Al Jazeera’s senior political analyst Marwan Bishara said the meeting was an attempt by Macron to advance France’s economic and strategic interests.
“Macron is seeking to advance French interests in Egypt and in Africa – everything else is beside the point, especially his conversation about human rights,” he said.
“While it’s commendable that Macron would say the human rights record in Egypt is deteriorating … none of the words and declarations he put out there are actionable.”
Shortly after his arrival in Egypt on Sunday, Macron said he would talk “more openly” with Sisi on human rights.
“Things have got worse since October 2017” when Sisi visited Paris, said Macron, referring to the human rights situation in the north African country.
Sisi’s government is seen by civil society as “more hardline than the regime of [Hosni] Mubarak”, he said, referring to the longtime president who was deposed during 2011 Arab Spring uprising.
“My line is: Stability and respect for sovereignty. But what is happening here threatens” Egypt’s stability, Macron said.
Sisi told reporters on Monday that rights should be taken in the context of regional turbulence and the fight against terrorism.
“We’re not like Europe, nor the United States, we are a country or a region that has its own characteristics,” said Sisi.
“Egypt does not advance through bloggers.

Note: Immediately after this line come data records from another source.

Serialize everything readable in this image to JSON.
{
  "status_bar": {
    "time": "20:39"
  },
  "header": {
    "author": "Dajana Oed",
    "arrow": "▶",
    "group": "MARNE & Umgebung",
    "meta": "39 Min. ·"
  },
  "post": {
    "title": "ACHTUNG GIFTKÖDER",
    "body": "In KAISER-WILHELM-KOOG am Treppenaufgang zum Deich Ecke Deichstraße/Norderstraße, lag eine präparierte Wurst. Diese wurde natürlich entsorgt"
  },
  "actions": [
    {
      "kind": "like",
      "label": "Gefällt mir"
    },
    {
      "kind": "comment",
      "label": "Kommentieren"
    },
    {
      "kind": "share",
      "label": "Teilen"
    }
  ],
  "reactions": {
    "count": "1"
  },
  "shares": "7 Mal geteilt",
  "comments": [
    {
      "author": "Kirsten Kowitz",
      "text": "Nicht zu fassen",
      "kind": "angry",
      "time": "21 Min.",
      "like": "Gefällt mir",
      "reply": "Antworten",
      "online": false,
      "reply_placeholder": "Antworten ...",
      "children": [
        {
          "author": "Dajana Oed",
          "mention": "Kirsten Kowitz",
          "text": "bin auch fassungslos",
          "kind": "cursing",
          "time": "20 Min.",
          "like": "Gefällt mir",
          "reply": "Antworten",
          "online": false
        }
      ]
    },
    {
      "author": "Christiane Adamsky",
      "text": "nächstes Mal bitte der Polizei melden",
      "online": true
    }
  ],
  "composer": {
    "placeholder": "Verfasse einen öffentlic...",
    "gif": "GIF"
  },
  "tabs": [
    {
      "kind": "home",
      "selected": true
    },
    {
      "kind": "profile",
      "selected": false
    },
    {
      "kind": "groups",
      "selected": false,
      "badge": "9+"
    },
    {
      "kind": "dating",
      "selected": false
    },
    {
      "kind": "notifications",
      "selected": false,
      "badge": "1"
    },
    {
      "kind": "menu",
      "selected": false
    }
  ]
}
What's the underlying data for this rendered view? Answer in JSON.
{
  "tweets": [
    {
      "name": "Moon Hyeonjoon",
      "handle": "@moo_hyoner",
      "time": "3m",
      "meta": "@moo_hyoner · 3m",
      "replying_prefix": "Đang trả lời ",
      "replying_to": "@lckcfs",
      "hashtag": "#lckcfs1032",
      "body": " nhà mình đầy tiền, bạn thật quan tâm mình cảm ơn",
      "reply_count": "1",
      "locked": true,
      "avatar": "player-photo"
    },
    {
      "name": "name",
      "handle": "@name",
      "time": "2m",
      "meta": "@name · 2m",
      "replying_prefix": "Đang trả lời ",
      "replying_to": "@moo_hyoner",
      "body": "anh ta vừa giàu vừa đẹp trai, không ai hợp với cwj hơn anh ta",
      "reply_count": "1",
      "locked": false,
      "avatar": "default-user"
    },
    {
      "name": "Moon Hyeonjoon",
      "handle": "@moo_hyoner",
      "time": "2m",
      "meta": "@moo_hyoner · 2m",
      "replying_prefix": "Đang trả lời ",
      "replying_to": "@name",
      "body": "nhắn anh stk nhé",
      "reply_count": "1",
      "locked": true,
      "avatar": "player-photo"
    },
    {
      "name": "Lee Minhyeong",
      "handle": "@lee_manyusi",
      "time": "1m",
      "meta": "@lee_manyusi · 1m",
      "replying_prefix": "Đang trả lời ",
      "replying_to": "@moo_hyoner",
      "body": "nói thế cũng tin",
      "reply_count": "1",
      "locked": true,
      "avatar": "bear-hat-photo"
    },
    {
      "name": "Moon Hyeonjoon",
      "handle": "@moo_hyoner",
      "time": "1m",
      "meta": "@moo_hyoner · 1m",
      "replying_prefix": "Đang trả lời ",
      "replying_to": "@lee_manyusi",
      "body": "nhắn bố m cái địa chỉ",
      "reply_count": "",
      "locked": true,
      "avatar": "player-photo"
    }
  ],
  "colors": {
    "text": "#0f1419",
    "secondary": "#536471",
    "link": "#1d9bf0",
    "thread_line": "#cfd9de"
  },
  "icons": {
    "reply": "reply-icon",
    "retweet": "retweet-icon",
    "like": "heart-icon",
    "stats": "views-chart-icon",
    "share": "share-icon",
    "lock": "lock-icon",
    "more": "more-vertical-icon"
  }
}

It advances through the work, effort and perseverance of its sons.”
Sisi led the overthrow of Egypt’s first democratically elected president, Mohamed Morsi, of the Muslim Brotherhood in mid-2013.
The state has since arrested thousands of dissidents, including activists and journalists, as well as Muslim Brotherhood supporters. Egypt has also been accused of arbitrary detention, disappearances and torture, and has silenced most independent media.
In an interview this month Sisi denied Egypt was holding political prisoners, though one rights group estimates the number at 60,000.
Authorities say they are fighting terrorism and trying to restore stability after years of unrest.
Macron said that too many ordinary people “who do not threaten the regime’s stability” have been jailed.
Rights groups and activists have urged France and other Western powers to halt weapons sales to Egypt, a major purchaser, until it improves its human rights record. But Macron dismissed suggestions that French weapons in Egypt were being used against civilians, saying they had only been used for military purposes.
He also said no potential new military contracts were talked about during the meeting with Sisi beyond a possible deal for 12 fighter jets.
The two had met in 2017, when rights groups demanded Macron raise allegations of torture and political repression in Egypt. Back then, Macron said it was not up to him to “lecture” Egypt on civil liberties.
French officials say Egypt is a key strategic partner for promoting stability and security in the region, including in Libya, which Macron has put at the top of his foreign policy agenda.
According to Bishara, the French leader also tried to discuss the future of Libya with Sisi, “especially the future of renegade general Khalifa Haftar” as well as the security situation on the Libya-Chad border.
Macron is expected to end his three-day visit on Tuesday.
During Macron’s trip officials signed 40 trade deals and development agreements worth an estimated total of 1.6 billion euros ($1.8bn), covering sectors including transport, energy, health and telecoms, Egypt’s investment ministry said in a statement.
Other deals signed include French support for social policies and female entrepreneurship, and a memorandum of understanding for the expansion of Cairo’s metro.